The thing that makes this one of the most bizarre jobs, is the effects that the phosphorus poisoning caused. One of the effects was what is known as “Phossy Jaw” which, in severe cases, causes a person’s jaw to glow in the dark. It starts out with flu-like symptoms and toothaches, but it leads to tooth loss, recurrent abscesses, and death of bone cells. After three to six months, the death of the bone cells in the jaw led to the dead bone separating from the live bone. If the affected bones were not removed, the victim of the disease would die of organ failure. 
The Salvation Army opened a matchmaking factory in 1891 which used red phosphorus, which is less toxic. Today, machines have replaced this dangerous job, and can produce approximately two million matches per hour. 


Heoibikuni was an occupation for Japanese women during the Edo period. The position was basically a servant to young Japanese noble women. It was their job to escort them on excursions as well, serving as a bit of a chaperone. She was basically a hairdresser, wardrobe coordinator and personal assistant.
However, the bizarre part of this job is that a deliberate part of this occupation was that if, or when, the noblewoman passed gas in public, the Heoibikuni were expected to vocally speak up and claim it as their own. This way the noblewoman's reputation of grace and honor was not tainted. You see, in Japanese culture, farting is regarded as a social blunder. It's such a big deal, that even today there are guide books that ask tourists not to burp or fart in public to avoid causing offense while in Japan. 

But, if you don't mind some public humiliation, this occupation may not be so bad. 

Of these, which one do you think was the worst? What is the worst job you've ever had to perform?
Two-time winner of the Christian Indie Award for historical fiction, Amber Schamel writes riveting stories that bring HIStory to life. She has a passion for travel, history, books and her Savior. This combination results in what her readers call "historical fiction at its finest".  

She lives in Colorado Springs near her favorite mountain, in a small “castle” with her prince charming. Between enjoying life as a new mom, and spinning stories out of soap bubbles, Amber loves to connect with readers and hang out on Goodreads with other bookish peoples.

Amber is a proud member of the American Christian Fiction Writers Association. Visit her online at and download a FREE story by subscribing to her Newsletter!

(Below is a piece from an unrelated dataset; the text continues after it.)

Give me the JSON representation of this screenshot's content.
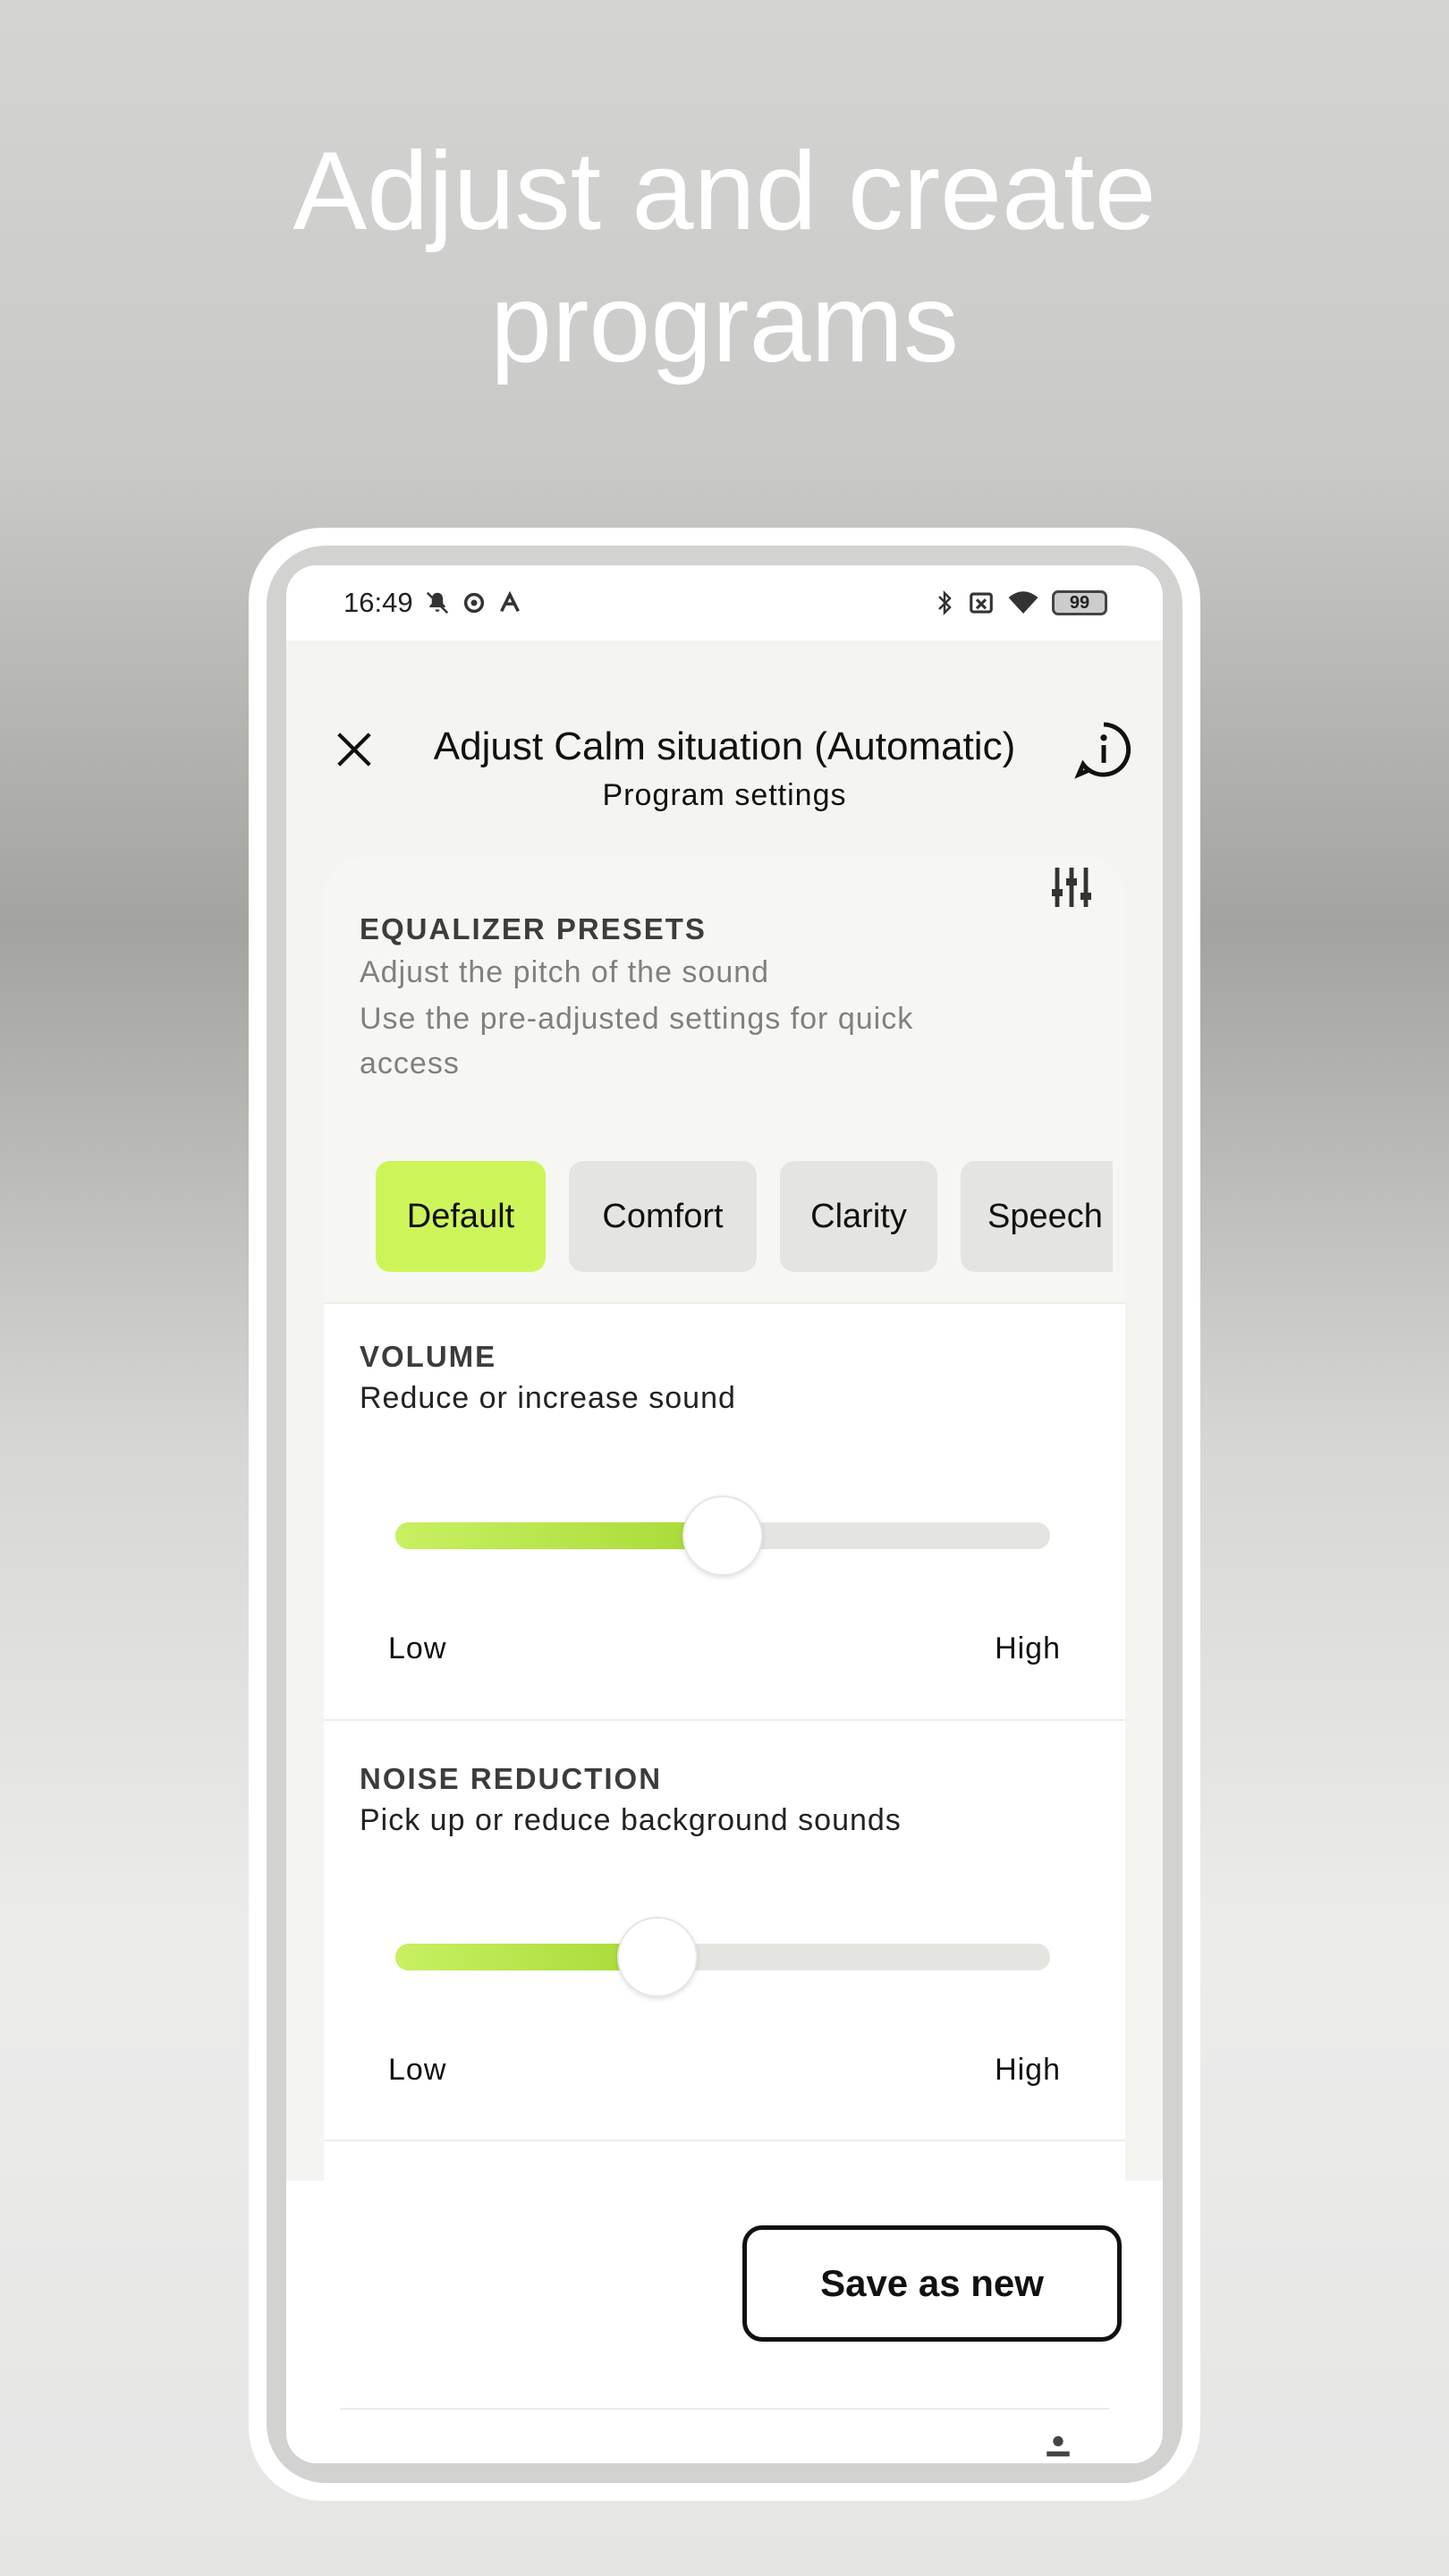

  1. Thanks for the post! I think the very worst job you describe is the matchstick maker. I don't quite understand why the poisoning affected the face so much and not the hands but maybe they wore gloves or something. It doesn't matter, the effects sound horrible. Probably the worst job I had was being an assembler in a molding factory.

    1. Hi Connie, thanks for stopping by!

      The match girls had trays full of the match sticks, so their hands were in contact with the trays, not each individual match, which probably saved their hands from a lot of damage.

      I don't really know why the poisoning affected the jaw so much, but my theory is that it was a result of the workers being forced to eat their lunch in the same room as the work with matches, so the food was getting contaminated and going into their mouths. That's one of the small victories that the girls were able to win after the strike, they were permitted to eat lunch in another room.

      Have a blessed day!

  2. This was really interesting and sad at the same time. The Match Girls (the worst job above in my opinion) reminded me of the Radium Girls. Terrible situations.

    When I was a lifeguard, we had to clean the filters at the bend in the river. One lifeguard dove down to scrub, the other was on lookout for alligators. Creepy!

    1. Yikes! You're braver than I am. LOL. No alligators for me, please.

      Thanks for stopping by!